It is when we tire that giving up becomes more enticing. There is danger because a certain hint of fatalism has settled over the talks. It reminds Paul Krugman of the aftermath of the First World War, when the victors sought to punish the vanquished, and were unmoved as it became evident their demands for reparations had crossed the line of economic reason.

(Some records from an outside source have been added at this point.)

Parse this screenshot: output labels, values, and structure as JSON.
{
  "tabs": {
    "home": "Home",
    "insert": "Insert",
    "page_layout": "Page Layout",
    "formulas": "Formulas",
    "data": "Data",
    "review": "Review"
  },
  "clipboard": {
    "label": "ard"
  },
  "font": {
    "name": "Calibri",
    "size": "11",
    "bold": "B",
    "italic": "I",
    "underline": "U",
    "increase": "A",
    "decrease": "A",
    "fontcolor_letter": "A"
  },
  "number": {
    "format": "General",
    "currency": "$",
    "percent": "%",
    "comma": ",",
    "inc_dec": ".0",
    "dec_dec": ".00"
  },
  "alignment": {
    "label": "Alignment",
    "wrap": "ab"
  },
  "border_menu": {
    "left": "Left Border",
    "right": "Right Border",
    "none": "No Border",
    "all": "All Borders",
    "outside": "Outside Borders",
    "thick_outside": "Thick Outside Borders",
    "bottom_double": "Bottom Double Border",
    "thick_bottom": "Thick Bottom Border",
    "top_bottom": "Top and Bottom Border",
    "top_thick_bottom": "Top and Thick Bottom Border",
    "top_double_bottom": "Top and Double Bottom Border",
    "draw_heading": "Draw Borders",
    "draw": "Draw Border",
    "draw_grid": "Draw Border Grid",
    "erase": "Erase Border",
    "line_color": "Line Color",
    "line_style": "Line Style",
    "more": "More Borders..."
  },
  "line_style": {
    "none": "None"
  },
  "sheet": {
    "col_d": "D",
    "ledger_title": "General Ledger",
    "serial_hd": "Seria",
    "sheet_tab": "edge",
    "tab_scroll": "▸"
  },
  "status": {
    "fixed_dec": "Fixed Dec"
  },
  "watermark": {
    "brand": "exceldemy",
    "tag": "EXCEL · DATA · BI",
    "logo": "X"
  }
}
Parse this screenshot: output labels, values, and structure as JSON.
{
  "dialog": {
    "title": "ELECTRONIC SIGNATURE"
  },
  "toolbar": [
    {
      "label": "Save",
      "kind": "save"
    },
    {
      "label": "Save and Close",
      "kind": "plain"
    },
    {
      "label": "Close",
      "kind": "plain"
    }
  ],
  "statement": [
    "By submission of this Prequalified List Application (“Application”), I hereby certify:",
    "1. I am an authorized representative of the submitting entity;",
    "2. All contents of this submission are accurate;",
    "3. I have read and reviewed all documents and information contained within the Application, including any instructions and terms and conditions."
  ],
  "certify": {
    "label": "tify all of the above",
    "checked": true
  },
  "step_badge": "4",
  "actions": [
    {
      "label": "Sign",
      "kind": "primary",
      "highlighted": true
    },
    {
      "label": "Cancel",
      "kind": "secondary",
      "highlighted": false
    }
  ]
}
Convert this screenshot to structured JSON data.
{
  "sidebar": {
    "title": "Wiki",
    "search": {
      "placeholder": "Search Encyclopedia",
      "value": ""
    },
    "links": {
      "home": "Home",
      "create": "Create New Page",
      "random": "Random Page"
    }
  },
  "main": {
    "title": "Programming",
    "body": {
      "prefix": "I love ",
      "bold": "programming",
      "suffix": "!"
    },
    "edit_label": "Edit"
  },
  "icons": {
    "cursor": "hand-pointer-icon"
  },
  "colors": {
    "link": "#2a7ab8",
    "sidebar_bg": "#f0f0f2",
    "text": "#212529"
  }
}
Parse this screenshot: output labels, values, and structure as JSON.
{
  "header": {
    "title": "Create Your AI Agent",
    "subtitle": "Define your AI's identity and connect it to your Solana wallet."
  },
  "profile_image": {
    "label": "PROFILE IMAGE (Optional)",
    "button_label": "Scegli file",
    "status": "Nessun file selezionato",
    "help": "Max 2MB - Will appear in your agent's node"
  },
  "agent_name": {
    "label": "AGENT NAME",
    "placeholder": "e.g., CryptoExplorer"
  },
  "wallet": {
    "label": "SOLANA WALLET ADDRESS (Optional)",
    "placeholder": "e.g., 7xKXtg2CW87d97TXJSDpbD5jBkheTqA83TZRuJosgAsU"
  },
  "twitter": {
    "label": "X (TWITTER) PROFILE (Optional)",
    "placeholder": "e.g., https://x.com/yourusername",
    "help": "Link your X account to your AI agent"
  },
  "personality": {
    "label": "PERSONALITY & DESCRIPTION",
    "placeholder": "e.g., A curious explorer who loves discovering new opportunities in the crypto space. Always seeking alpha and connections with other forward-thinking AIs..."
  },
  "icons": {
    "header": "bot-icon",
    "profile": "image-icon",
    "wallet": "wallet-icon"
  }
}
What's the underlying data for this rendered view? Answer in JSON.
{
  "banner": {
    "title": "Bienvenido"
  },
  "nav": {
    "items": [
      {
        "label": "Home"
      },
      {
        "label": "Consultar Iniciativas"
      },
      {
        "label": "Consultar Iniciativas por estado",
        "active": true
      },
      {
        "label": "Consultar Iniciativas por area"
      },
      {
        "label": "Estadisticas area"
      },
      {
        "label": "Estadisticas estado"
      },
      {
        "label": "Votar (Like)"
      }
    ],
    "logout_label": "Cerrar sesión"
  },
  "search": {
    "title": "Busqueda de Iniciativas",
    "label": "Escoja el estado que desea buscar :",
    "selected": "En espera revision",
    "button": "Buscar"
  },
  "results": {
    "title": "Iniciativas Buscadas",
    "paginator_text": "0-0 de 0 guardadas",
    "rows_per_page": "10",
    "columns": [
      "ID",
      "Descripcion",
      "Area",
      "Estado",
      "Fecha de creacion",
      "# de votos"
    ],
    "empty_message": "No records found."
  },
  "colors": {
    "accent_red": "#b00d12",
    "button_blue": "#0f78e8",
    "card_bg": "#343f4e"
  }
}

Some say Greece would be better off with its own currency. That’s nonsense. Argentina thrived after its default because it was able to sell beef and other farm goods into a global commodity boom. Greece would gain little from a weaker currency because it has little to sell the world. Instead, all of its euro-denominated obligations would become a heavier burden, and imports would become more expensive, putting upward pressure on inflation. The country’s recession has caused wages to sink, giving it a competitive advantage versus its neighbours. That is tough for Greek workers, but will give the country’s employers an incentive to create more jobs.

The economic blow of a Greek exit from the euro zone would be bumpy, but probably not fatal for Europe. It is a small part of the world’s biggest market and the authorities now have institutions and mechanisms in place to deal with any short-term fallout in financial markets. That doesn’t mean Europe holds all the cards. The euro never was a purely economic project. Its creation was part of a larger security exercise meant to pull the continent’s tribes closer together. Letting Greece go risks creating a failed state on Europe’s periphery. Greece would have little choice but to seek help from wherever it could it. Russian President Vladimir Putin already has shown he would be willing to come to the aid of Greece. How could he resist pulling a member of NATO into his orbit?

These are the stakes. They should be enough to bring about an agreement this week. It will be possible to gauge the likelihood of success by analyzing the rhetoric. The winner of this year’s Donner Prize for Canadian non-fiction writing was Michael Trebilcock’s Dealing With Losers: the Political Economy of Policy Transitions. The book recognizes that sometimes, successful agreements require that the winner recognizes that he or she must allow the loser to go home with something.

In the Greek saga currently playing out before us, everyone is a loser. That means Tsipras must recognize that Merkel will have to show German taxpayers that she forced Athens into accepting uncomfortable conditions. At the same time, Merkel and other European leaders must recognize that Tsipras won an election on a promise to end imposed austerity. Lawrence Summers, the Harvard economist and former U.S. treasury secretary, says Merkel should commit to leading a drive to boost Europe’s economic growth, which Greece will desperately need if it is to generate enough money to pay for its debts. All parties will recognize that IMF managing director Christine Lagarde, a former French finance minister, faces questions about where her loyalties lie in this struggle. She must hold a tough line to keep Washington and Beijing on side. That means the IMF can accept only an agreement in which the math works, which hasn’t always been a given.

If these elements float to the top of all the spin and bluster that will be reported from Europe over the next 48 to 72 hours, an agreement likely is at hand. If they don’t, start contemplating the fate of Jon Snow.


Kevin Carmichael is a journalist and senior fellow at the Centre for International Governance Innovation. He has written about economic policy and the men and women who make it for almost two decades from Ottawa, Washington and, currently, Mumbai. Follow him @CarmichaelKevin

A timeline of Greece’s debt crisis

via the Council on Foreign Relations